* _Task_
Say how many lines of the data below have the word "header" in them. Add nothing else.

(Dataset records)
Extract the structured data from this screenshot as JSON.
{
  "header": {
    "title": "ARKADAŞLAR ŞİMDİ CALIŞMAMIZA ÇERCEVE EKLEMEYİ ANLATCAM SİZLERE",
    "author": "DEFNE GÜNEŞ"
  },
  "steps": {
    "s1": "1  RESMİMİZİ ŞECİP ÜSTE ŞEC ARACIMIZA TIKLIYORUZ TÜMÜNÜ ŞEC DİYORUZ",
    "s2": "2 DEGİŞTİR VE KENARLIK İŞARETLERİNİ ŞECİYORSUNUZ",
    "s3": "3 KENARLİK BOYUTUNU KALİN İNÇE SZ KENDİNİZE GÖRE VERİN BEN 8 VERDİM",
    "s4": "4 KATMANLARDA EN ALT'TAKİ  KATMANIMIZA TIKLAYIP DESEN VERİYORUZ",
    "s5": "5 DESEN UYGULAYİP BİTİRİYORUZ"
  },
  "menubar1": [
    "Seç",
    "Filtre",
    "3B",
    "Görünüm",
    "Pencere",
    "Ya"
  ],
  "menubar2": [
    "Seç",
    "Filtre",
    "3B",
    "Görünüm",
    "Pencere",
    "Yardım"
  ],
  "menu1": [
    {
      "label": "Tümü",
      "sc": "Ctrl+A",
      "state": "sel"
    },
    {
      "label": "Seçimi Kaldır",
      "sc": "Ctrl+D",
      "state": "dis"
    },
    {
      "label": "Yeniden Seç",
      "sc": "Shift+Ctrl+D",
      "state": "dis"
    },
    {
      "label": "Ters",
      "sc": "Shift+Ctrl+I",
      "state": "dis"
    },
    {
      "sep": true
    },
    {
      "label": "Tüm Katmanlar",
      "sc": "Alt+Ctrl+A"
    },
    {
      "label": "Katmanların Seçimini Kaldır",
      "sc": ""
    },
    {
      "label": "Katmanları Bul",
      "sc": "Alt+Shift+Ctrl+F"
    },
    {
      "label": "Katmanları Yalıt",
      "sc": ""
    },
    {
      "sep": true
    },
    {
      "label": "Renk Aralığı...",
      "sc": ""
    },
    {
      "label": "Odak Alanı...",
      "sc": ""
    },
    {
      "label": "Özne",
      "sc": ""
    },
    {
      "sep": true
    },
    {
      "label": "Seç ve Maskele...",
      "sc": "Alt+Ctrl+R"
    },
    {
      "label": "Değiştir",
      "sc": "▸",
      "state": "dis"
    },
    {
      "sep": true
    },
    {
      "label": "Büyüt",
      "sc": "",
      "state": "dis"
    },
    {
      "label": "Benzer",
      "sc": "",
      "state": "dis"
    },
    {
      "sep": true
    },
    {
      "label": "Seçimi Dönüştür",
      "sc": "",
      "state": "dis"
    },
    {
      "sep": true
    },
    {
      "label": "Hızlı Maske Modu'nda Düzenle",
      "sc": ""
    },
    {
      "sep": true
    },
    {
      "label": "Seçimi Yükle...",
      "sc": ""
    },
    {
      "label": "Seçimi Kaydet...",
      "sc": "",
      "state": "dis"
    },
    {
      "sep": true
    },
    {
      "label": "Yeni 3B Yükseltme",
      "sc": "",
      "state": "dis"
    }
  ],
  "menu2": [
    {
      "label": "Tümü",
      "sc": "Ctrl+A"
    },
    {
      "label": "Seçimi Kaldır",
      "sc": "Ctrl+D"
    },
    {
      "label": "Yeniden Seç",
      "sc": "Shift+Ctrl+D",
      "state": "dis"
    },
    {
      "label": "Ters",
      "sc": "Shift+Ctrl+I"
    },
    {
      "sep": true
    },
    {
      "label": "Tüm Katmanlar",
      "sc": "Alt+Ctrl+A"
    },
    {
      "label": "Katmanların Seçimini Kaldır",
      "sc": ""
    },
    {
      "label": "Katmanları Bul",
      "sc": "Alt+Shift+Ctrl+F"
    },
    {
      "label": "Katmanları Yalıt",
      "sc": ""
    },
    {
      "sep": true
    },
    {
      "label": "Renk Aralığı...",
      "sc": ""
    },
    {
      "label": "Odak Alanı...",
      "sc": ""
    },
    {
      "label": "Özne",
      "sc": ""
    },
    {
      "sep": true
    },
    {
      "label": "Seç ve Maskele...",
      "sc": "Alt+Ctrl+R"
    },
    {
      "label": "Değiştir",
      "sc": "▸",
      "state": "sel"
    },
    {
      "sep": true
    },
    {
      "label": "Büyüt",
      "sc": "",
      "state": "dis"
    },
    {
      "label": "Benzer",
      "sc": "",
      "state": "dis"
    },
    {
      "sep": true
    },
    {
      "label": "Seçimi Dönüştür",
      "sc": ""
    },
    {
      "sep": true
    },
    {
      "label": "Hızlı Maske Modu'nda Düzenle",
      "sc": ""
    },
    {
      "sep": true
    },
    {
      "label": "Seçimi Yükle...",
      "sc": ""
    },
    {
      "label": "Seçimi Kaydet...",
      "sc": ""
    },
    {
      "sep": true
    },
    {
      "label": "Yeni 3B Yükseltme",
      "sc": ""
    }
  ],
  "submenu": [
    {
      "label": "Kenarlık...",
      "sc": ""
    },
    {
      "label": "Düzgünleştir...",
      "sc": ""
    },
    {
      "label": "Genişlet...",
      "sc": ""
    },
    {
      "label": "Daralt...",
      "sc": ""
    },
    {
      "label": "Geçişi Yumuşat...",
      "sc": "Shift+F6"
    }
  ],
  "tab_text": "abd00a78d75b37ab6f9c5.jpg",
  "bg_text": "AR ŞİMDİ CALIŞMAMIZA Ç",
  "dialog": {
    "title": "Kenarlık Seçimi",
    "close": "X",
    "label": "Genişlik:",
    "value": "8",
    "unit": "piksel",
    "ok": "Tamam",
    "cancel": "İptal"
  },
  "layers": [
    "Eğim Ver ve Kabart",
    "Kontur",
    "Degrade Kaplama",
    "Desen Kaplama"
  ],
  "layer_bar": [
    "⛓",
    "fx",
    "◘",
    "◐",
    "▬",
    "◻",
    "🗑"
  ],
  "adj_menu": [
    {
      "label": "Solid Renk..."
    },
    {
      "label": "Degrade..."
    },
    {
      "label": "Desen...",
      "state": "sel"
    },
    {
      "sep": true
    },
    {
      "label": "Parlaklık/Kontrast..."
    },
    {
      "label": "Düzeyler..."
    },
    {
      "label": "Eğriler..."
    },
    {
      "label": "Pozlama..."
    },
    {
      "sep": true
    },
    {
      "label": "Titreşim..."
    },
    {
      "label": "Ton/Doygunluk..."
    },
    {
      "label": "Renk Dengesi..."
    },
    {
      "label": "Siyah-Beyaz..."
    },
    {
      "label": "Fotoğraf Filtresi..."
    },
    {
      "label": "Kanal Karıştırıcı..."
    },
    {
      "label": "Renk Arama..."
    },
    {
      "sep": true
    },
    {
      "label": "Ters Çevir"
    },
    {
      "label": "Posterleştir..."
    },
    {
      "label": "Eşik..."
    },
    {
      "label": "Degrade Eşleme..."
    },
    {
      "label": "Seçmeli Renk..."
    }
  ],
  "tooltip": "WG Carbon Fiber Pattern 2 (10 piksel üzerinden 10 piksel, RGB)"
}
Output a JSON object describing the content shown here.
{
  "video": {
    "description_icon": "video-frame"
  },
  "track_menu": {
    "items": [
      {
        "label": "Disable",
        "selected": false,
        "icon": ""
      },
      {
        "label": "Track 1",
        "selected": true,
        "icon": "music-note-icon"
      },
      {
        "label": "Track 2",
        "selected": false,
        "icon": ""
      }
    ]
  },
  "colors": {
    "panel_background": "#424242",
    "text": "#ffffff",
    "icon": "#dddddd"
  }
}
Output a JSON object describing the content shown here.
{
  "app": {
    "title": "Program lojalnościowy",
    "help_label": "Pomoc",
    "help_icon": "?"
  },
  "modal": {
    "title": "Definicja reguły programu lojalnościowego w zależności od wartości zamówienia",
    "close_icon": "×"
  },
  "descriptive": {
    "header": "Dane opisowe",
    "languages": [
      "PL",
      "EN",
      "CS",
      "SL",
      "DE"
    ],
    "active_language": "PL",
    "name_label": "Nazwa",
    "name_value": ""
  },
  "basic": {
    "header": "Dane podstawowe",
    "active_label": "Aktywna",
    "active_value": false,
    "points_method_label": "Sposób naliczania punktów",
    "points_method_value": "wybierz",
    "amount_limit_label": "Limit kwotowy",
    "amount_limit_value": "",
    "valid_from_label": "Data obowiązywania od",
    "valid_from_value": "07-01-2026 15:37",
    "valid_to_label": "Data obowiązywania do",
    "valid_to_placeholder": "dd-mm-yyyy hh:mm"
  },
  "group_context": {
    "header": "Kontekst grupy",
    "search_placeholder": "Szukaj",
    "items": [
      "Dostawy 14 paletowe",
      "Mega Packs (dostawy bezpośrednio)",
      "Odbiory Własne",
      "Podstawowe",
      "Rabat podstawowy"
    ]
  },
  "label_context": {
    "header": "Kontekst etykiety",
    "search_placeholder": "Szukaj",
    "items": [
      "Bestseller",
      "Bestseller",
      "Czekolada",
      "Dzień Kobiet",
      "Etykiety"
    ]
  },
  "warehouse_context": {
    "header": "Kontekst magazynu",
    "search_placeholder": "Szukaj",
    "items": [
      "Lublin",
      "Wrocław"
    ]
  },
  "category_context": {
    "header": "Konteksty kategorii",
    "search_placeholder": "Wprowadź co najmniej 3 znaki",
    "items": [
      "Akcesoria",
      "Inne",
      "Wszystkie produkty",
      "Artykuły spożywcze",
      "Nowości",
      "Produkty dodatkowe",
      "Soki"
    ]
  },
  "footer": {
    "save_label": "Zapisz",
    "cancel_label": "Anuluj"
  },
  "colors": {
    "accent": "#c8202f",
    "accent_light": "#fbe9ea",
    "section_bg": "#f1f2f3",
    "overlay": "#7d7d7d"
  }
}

* _Result of this exercise_
7